Please reproduce all of the data below exactly, leaving each picture out.
*** Data section ***
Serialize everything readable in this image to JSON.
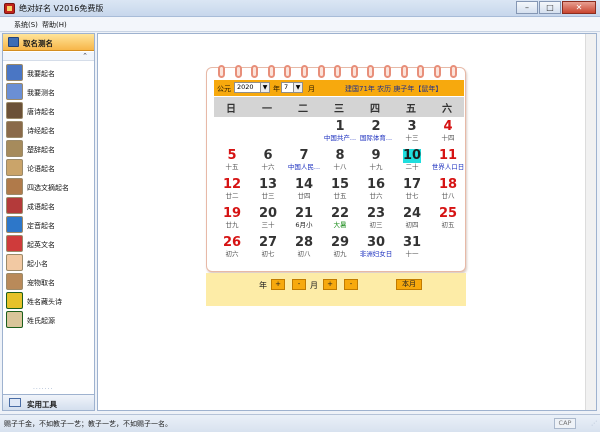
{
  "window": {
    "title": "绝对好名 V2016免费版",
    "min": "–",
    "max": "□",
    "close": "✕"
  },
  "menu": [
    "系统(S)",
    "帮助(H)"
  ],
  "sidebar": {
    "header": "取名测名",
    "collapse": "⌃",
    "items": [
      {
        "label": "我要起名",
        "color": "#4a76c4"
      },
      {
        "label": "我要测名",
        "color": "#6b8fd4"
      },
      {
        "label": "唐诗起名",
        "color": "#6b5138"
      },
      {
        "label": "诗经起名",
        "color": "#8a6a4a"
      },
      {
        "label": "楚辞起名",
        "color": "#a68b5c"
      },
      {
        "label": "论语起名",
        "color": "#caa46a"
      },
      {
        "label": "四选文摘起名",
        "color": "#b07a4a"
      },
      {
        "label": "成语起名",
        "color": "#b43a3a"
      },
      {
        "label": "定音起名",
        "color": "#2d77c9"
      },
      {
        "label": "起英文名",
        "color": "#cf3b3b"
      },
      {
        "label": "起小名",
        "color": "#f2c9a3"
      },
      {
        "label": "宠物取名",
        "color": "#b98a5a"
      },
      {
        "label": "姓名藏头诗",
        "color": "#e6c229"
      },
      {
        "label": "姓氏起源",
        "color": "#d9c59a"
      }
    ],
    "footer": "实用工具"
  },
  "calendar": {
    "gongyuan": "公元",
    "year_value": "2020",
    "year_suffix": "年",
    "month_value": "7",
    "month_suffix": "月",
    "info": "建国71年  农历 庚子年【鼠年】",
    "weekdays": [
      "日",
      "一",
      "二",
      "三",
      "四",
      "五",
      "六"
    ],
    "weeks": [
      [
        null,
        null,
        null,
        {
          "n": "1",
          "s": "中国共产...",
          "st": "blue"
        },
        {
          "n": "2",
          "s": "国际体育...",
          "st": "blue"
        },
        {
          "n": "3",
          "s": "十三"
        },
        {
          "n": "4",
          "s": "十四",
          "red": true
        }
      ],
      [
        {
          "n": "5",
          "s": "十五",
          "red": true
        },
        {
          "n": "6",
          "s": "十六"
        },
        {
          "n": "7",
          "s": "中国人民...",
          "st": "blue"
        },
        {
          "n": "8",
          "s": "十八"
        },
        {
          "n": "9",
          "s": "十九"
        },
        {
          "n": "10",
          "s": "二十",
          "today": true
        },
        {
          "n": "11",
          "s": "世界人口日",
          "st": "blue",
          "red": true
        }
      ],
      [
        {
          "n": "12",
          "s": "廿二",
          "red": true
        },
        {
          "n": "13",
          "s": "廿三"
        },
        {
          "n": "14",
          "s": "廿四"
        },
        {
          "n": "15",
          "s": "廿五"
        },
        {
          "n": "16",
          "s": "廿六"
        },
        {
          "n": "17",
          "s": "廿七"
        },
        {
          "n": "18",
          "s": "廿八",
          "red": true
        }
      ],
      [
        {
          "n": "19",
          "s": "廿九",
          "red": true
        },
        {
          "n": "20",
          "s": "三十"
        },
        {
          "n": "21",
          "s": "6月小",
          "st": "dark"
        },
        {
          "n": "22",
          "s": "大暑",
          "st": "green"
        },
        {
          "n": "23",
          "s": "初三"
        },
        {
          "n": "24",
          "s": "初四"
        },
        {
          "n": "25",
          "s": "初五",
          "red": true
        }
      ],
      [
        {
          "n": "26",
          "s": "初六",
          "red": true
        },
        {
          "n": "27",
          "s": "初七"
        },
        {
          "n": "28",
          "s": "初八"
        },
        {
          "n": "29",
          "s": "初九"
        },
        {
          "n": "30",
          "s": "非洲妇女日",
          "st": "blue"
        },
        {
          "n": "31",
          "s": "十一"
        },
        null
      ]
    ],
    "footer": {
      "year": "年",
      "plus": "+",
      "minus": "-",
      "month": "月",
      "this_month": "本月"
    }
  },
  "status": {
    "text": "赐子千金，不如教子一艺；教子一艺，不如赐子一名。",
    "cap": "CAP"
  },
  "colors": {
    "accent": "#f7a90d",
    "today": "#1fdede",
    "holiday": "#d61313",
    "festival": "#1b2fbf"
  }
}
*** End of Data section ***
Reply:
Serialize everything readable in this image to JSON.
{
  "window": {
    "title": "绝对好名 V2016免费版",
    "min": "–",
    "max": "□",
    "close": "✕"
  },
  "menu": [
    "系统(S)",
    "帮助(H)"
  ],
  "sidebar": {
    "header": "取名测名",
    "collapse": "⌃",
    "items": [
      {
        "label": "我要起名",
        "color": "#4a76c4"
      },
      {
        "label": "我要测名",
        "color": "#6b8fd4"
      },
      {
        "label": "唐诗起名",
        "color": "#6b5138"
      },
      {
        "label": "诗经起名",
        "color": "#8a6a4a"
      },
      {
        "label": "楚辞起名",
        "color": "#a68b5c"
      },
      {
        "label": "论语起名",
        "color": "#caa46a"
      },
      {
        "label": "四选文摘起名",
        "color": "#b07a4a"
      },
      {
        "label": "成语起名",
        "color": "#b43a3a"
      },
      {
        "label": "定音起名",
        "color": "#2d77c9"
      },
      {
        "label": "起英文名",
        "color": "#cf3b3b"
      },
      {
        "label": "起小名",
        "color": "#f2c9a3"
      },
      {
        "label": "宠物取名",
        "color": "#b98a5a"
      },
      {
        "label": "姓名藏头诗",
        "color": "#e6c229"
      },
      {
        "label": "姓氏起源",
        "color": "#d9c59a"
      }
    ],
    "footer": "实用工具"
  },
  "calendar": {
    "gongyuan": "公元",
    "year_value": "2020",
    "year_suffix": "年",
    "month_value": "7",
    "month_suffix": "月",
    "info": "建国71年  农历 庚子年【鼠年】",
    "weekdays": [
      "日",
      "一",
      "二",
      "三",
      "四",
      "五",
      "六"
    ],
    "weeks": [
      [
        null,
        null,
        null,
        {
          "n": "1",
          "s": "中国共产...",
          "st": "blue"
        },
        {
          "n": "2",
          "s": "国际体育...",
          "st": "blue"
        },
        {
          "n": "3",
          "s": "十三"
        },
        {
          "n": "4",
          "s": "十四",
          "red": true
        }
      ],
      [
        {
          "n": "5",
          "s": "十五",
          "red": true
        },
        {
          "n": "6",
          "s": "十六"
        },
        {
          "n": "7",
          "s": "中国人民...",
          "st": "blue"
        },
        {
          "n": "8",
          "s": "十八"
        },
        {
          "n": "9",
          "s": "十九"
        },
        {
          "n": "10",
          "s": "二十",
          "today": true
        },
        {
          "n": "11",
          "s": "世界人口日",
          "st": "blue",
          "red": true
        }
      ],
      [
        {
          "n": "12",
          "s": "廿二",
          "red": true
        },
        {
          "n": "13",
          "s": "廿三"
        },
        {
          "n": "14",
          "s": "廿四"
        },
        {
          "n": "15",
          "s": "廿五"
        },
        {
          "n": "16",
          "s": "廿六"
        },
        {
          "n": "17",
          "s": "廿七"
        },
        {
          "n": "18",
          "s": "廿八",
          "red": true
        }
      ],
      [
        {
          "n": "19",
          "s": "廿九",
          "red": true
        },
        {
          "n": "20",
          "s": "三十"
        },
        {
          "n": "21",
          "s": "6月小",
          "st": "dark"
        },
        {
          "n": "22",
          "s": "大暑",
          "st": "green"
        },
        {
          "n": "23",
          "s": "初三"
        },
        {
          "n": "24",
          "s": "初四"
        },
        {
          "n": "25",
          "s": "初五",
          "red": true
        }
      ],
      [
        {
          "n": "26",
          "s": "初六",
          "red": true
        },
        {
          "n": "27",
          "s": "初七"
        },
        {
          "n": "28",
          "s": "初八"
        },
        {
          "n": "29",
          "s": "初九"
        },
        {
          "n": "30",
          "s": "非洲妇女日",
          "st": "blue"
        },
        {
          "n": "31",
          "s": "十一"
        },
        null
      ]
    ],
    "footer": {
      "year": "年",
      "plus": "+",
      "minus": "-",
      "month": "月",
      "this_month": "本月"
    }
  },
  "status": {
    "text": "赐子千金，不如教子一艺；教子一艺，不如赐子一名。",
    "cap": "CAP"
  },
  "colors": {
    "accent": "#f7a90d",
    "today": "#1fdede",
    "holiday": "#d61313",
    "festival": "#1b2fbf"
  }
}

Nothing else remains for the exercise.